The exhibition has already created quite a stir; it documents the socio-cultural shift of the start of the 20th century that saw womens’ roles in society become increasingly dynamic. And whilst this was going on the Art Deco movement was bringing together many different art forms with its singular style.
It was Louis Cartier and Jeanne Lanvin who first presented fashion and jewellery as a single ensemble in the ‘Elegance’ pavilion at the Exposition International des Arts Décoratifs et Industriels Modernes, which took place in Paris in 1925. It was after this expo that the powerful and popular Art Deco movement was given its name.
For the current exhibition at the Kremlin, curators have chosen to display 119 objects from the collection of the Kyoto Costume Institute, with additional decorative pieces from two famous jewellery houses – Cartier and Van Cleef & Arpels, as well as 20 original sketches and photographs from the Cartier archives. There are 58 pieces of jewellery – 34 from Cartier and 24 from Van Cleef & Arpels, including some of the earliest and rarest works in the Art Deco style from the 1910s and some equally stunning pieces from the later Art Deco period of the 1930s.
If you’ve read Vincent Meylan’s ‘Treasures and Legends’ book about Van Cleef & Arpels, then you’d have seen the diamond necklace adorned with 165 carats of teardrop shaped emeralds on the front cover. This piece is one of the key exhibits in the Kremlin museum. It was crafted in 1929 from platinum, and at one point belonged to the Egyptian princess Faiza. In November 2013 it was sold at Christie’s in Geneva for $4.2m, and has now found its way to a display at the Kremlin.
Apart from the necklace I have just mentioned you will find strikingly beautiful brooches, bracelets, earrings, wrist and pocket watches, powder compacts, purses – all things which women of the 1920s used to accentuate their beauty.
All of these objects, as with all Art Deco items, are characterised by geometric shapes and straight lines, combining the spirit of antique beauty and modern art. They were created with the influence of the cultures of ancient Greece, Africa and Egypt.
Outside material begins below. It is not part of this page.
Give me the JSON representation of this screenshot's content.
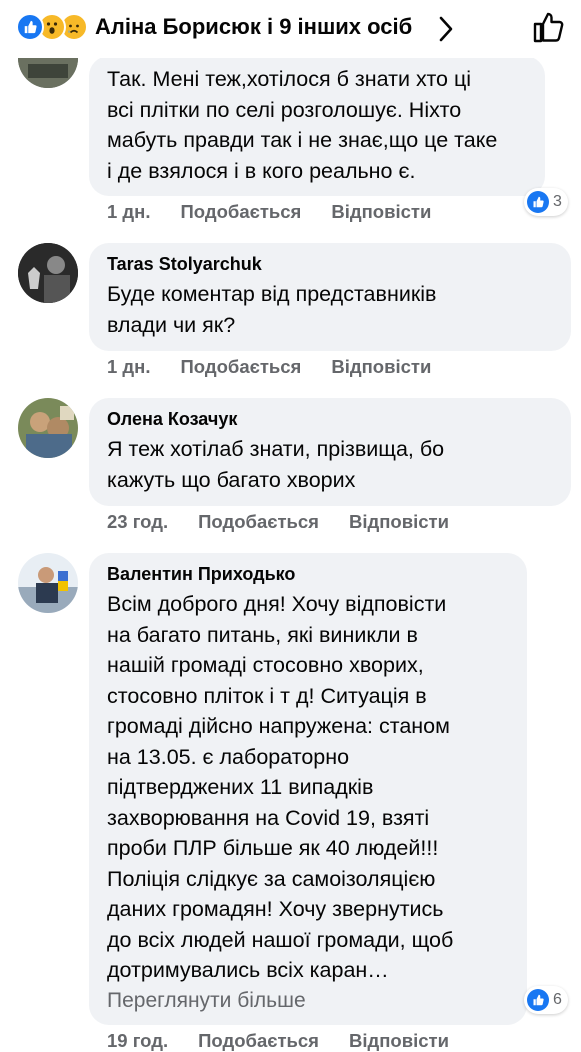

And these cultures not only found themselves represented in art and decor, but also in clothing and accessories, to which the outfits brought from Kyoto bear witness.
The institute is one of the four best fashion museums in the world, thanks to it unique collection of women’s dresses and accessories from the best European firms and designers of the 20th century. Chanel, Worth, Poiray, Lucile, The Callot Sisters, Lanvin, The Boue Sisters, Fortune – some of whose names still mean something today, and some of whose are long forgotten, and are ripe for rediscovery.
Whatever the case, they conceived and developed Art Deco styling in clothes. Most of the items have been specially restored for the project and it’s the first time the garments have ever left Japan, or the institute. There are evening dresses and shawls, dancing and cocktail ensembles, and a particular kind of elegant Art Deco dress, the ‘robe de style’.
I could write endlessly about history and fashion, but all theory in the world pales before a set of evening finery with with ornamental embroidery in gold thread and beads in royal blue silk velvet, or a necklace that belonged to Princess Faiza. I urge you to see it for yourself by visiting the exhibition before 11th January.